--- START ---

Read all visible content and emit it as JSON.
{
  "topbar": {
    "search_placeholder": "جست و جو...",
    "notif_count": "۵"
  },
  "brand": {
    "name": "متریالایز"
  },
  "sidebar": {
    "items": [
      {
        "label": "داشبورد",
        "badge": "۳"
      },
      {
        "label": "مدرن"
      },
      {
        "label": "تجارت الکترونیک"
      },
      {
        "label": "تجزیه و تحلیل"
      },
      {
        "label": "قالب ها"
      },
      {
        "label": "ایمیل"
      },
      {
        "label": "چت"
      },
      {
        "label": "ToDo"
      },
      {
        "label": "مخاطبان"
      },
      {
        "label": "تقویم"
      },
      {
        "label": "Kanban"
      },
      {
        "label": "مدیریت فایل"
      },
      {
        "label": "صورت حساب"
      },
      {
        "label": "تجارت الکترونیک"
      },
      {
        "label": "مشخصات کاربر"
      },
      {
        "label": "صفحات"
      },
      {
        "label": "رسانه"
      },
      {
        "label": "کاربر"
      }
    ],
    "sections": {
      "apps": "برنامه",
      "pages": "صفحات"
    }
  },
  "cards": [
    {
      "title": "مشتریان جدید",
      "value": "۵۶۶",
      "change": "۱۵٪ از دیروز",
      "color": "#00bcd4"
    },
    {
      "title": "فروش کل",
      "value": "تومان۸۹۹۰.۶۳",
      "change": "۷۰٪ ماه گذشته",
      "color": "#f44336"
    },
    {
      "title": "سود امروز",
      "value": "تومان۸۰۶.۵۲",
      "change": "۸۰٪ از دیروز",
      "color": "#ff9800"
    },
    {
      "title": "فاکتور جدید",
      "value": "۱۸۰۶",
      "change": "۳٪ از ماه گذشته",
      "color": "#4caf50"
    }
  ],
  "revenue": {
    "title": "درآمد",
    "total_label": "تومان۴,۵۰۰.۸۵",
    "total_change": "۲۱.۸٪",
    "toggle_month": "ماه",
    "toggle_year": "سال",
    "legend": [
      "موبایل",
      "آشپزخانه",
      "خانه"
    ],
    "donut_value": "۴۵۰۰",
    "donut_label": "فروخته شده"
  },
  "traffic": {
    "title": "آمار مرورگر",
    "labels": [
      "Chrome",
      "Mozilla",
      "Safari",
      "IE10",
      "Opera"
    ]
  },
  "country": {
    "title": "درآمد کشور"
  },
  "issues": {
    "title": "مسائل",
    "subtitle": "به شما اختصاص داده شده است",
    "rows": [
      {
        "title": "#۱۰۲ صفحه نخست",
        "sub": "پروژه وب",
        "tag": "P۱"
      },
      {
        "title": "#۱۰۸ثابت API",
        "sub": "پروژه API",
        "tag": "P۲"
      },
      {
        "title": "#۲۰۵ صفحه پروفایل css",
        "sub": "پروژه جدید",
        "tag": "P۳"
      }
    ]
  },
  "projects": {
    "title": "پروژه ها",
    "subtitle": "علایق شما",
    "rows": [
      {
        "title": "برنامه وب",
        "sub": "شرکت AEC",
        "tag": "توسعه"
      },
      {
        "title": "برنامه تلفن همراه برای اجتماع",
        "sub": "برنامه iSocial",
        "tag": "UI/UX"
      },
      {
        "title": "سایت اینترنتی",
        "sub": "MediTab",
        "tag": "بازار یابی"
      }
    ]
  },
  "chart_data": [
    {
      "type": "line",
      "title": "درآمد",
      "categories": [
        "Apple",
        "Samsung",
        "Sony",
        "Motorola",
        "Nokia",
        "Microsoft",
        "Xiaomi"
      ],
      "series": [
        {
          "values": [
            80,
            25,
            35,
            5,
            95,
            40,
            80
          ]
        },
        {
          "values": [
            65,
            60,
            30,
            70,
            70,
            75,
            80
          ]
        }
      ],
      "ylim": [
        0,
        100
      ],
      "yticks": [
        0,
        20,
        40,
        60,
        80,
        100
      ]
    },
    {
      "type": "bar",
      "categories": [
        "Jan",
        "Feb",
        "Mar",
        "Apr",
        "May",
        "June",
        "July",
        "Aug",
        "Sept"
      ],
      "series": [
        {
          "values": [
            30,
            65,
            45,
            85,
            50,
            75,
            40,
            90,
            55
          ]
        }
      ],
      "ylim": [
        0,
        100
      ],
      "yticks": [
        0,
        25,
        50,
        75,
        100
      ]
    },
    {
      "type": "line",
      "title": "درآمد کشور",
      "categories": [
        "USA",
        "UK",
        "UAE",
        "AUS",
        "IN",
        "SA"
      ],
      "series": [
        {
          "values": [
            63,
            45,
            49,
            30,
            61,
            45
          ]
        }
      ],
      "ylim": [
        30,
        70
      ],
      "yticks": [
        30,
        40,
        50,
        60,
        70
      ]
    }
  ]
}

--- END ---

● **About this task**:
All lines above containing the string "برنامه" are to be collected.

● **Final answer**:
      "apps": "برنامه",
        "title": "برنامه وب",
        "title": "برنامه تلفن همراه برای اجتماع",
        "sub": "برنامه iSocial",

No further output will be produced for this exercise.